We introduced ourselves around the table.
The truth became clear long before the circle was complete: not one person gathered in the Ladysmith and District Credit Union boardroom that warm summer night had escaped the gnawing monster that is cancer.
It was Misty’s story that pierced us most.
Misty Dmytar, a 39-year-old Nanaimo RCMP officer, a young Ladysmith mother of two, will ride this September with the Tour de Rock.
A little more than two years ago, just four days after he was welcomed into this world, her son Griffyn was diagnosed with neuroblastoma.
Only parents could imagine the fear. Only parents like Misty and her partner can understand the fight. But children like Griffyn were why we were there and why we are writing this.
We are the 2013 Ladysmith Tour de Rock Committee.
By now, 15 years after the first foot hit the pedal, the Cops for Cancer Tour de Rock is a familiar tradition in Ladysmith and along Vancouver Island.
Most know it as a fundraiser for pediatric cancer research and programs for children with a history of cancer.
Many have and will continue to support it just for the idea of creating more smiles at places like Camp Goodtimes, where kids with cancer get to be just kids for a week.
These supporters are heroes, the type of heroes that are the bedrock of small communities everywhere — real communities like ours.
We are asking you to be heroes again, and to perhaps share heroes of your own in the process.
Our committee has several fundraising events planned between now and Sept. 30. The first is taking shape on the walls of the LDCU parking lot.
The Wall of Heroes is a mural painted by Kelly Everill. Paid for by the LDCU, it details a scenic view of trees and a path near a rock wall. This rock wall symbolizes the support of friends, neighbours and family that helps us cope with cancer. It will form the bedrock of the fundraising portion of the mural.
For a donation to the campaign, anyone can have the name of their cancer hero painted on the wall.
“Hero” can be defined by you. We are not limiting it to young or old, to survivors or those who have passed, to cancer victim or caregiver.

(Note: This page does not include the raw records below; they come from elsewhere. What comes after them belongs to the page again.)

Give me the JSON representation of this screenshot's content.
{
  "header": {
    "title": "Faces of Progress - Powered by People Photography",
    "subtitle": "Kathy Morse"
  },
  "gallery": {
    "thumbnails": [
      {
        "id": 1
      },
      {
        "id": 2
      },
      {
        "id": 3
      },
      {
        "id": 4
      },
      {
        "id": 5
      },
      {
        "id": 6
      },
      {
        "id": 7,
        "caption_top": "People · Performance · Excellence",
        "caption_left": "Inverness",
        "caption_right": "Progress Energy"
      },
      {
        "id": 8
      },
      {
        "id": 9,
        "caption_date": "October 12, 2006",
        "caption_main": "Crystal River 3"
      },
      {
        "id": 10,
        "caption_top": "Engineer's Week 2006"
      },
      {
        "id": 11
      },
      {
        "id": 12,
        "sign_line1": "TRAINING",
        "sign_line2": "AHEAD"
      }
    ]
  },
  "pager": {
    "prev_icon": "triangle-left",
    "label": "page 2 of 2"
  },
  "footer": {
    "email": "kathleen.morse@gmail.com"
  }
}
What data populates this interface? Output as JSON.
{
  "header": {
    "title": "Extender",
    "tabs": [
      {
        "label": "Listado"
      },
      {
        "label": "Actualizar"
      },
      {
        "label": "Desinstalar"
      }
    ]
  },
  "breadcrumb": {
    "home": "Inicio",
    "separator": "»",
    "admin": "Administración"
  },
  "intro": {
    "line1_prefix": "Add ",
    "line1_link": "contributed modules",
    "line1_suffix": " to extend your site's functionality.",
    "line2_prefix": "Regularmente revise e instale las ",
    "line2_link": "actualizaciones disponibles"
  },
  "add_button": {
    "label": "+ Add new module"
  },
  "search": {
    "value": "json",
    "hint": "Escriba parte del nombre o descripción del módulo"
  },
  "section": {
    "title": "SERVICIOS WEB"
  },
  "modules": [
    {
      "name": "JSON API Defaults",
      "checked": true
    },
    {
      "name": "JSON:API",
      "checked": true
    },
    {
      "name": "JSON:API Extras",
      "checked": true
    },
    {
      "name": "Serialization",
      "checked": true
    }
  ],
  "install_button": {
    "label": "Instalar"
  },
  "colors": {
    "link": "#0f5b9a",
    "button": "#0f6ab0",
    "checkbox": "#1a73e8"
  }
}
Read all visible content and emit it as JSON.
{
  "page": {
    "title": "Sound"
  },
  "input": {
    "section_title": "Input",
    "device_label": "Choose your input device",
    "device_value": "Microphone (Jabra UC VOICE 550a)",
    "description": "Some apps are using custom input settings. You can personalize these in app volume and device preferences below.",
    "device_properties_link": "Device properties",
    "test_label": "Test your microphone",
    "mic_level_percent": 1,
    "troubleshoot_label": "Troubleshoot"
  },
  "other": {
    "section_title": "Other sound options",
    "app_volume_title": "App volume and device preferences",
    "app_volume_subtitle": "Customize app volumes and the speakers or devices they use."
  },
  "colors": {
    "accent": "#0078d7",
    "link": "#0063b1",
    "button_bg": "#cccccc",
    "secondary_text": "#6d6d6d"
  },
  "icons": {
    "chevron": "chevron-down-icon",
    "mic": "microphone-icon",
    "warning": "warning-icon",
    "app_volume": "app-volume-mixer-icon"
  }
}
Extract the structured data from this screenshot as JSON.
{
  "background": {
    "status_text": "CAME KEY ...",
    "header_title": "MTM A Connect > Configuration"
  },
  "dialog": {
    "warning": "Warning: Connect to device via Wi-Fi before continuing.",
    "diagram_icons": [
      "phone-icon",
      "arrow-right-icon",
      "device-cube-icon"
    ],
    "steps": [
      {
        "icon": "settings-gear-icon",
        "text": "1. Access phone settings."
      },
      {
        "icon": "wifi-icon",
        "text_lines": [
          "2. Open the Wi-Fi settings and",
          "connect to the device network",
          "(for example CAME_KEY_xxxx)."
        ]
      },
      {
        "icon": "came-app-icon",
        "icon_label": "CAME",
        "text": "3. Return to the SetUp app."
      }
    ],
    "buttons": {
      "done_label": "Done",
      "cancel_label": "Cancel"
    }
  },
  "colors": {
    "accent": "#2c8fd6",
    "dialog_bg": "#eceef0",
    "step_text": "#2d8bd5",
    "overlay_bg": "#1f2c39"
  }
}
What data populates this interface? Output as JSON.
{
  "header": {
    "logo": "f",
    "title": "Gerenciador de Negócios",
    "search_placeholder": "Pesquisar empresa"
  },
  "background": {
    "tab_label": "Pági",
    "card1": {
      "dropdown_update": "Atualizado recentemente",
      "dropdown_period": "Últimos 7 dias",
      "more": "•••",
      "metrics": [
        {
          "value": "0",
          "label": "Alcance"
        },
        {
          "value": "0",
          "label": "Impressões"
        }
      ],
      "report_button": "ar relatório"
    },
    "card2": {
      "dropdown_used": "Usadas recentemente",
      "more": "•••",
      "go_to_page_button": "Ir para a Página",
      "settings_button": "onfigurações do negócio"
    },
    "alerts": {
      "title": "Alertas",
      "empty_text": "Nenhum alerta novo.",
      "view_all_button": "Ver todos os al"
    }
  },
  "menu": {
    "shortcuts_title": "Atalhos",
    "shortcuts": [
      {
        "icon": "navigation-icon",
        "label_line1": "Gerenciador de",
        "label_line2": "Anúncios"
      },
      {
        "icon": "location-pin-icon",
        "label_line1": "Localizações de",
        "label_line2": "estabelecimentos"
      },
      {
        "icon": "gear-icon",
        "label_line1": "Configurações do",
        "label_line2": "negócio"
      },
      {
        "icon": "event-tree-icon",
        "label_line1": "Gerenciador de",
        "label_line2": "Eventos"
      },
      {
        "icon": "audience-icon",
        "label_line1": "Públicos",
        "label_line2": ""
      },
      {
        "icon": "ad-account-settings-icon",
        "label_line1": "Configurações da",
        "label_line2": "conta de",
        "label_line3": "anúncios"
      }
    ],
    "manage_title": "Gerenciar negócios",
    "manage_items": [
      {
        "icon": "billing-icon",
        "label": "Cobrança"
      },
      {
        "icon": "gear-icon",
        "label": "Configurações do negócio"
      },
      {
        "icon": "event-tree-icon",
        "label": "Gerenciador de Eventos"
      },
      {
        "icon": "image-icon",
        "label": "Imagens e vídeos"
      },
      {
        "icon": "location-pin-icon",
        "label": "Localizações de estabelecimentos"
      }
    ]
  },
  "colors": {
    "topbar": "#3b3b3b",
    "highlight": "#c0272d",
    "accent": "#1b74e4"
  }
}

The name of your cancer hero will be added in September and will be revealed Sept. 30, around 2 p.m., when the Tour de Rock rides into town.
My cancer hero was a hero in life and in death. She lived with cancer for more than five years and rarely, if ever, complained. She was a positive influence on so many people’s lives before and after she was diagnosed — while she lived and still to this day.
Who is your cancer hero?
—By Chronicle publisher Teresa McKinley, a member of this year’s Tour de Rock Committee. To participate in the Wall of Heroes, visit the Ladysmith and District Credit Union office and make a minimum contribution of $50.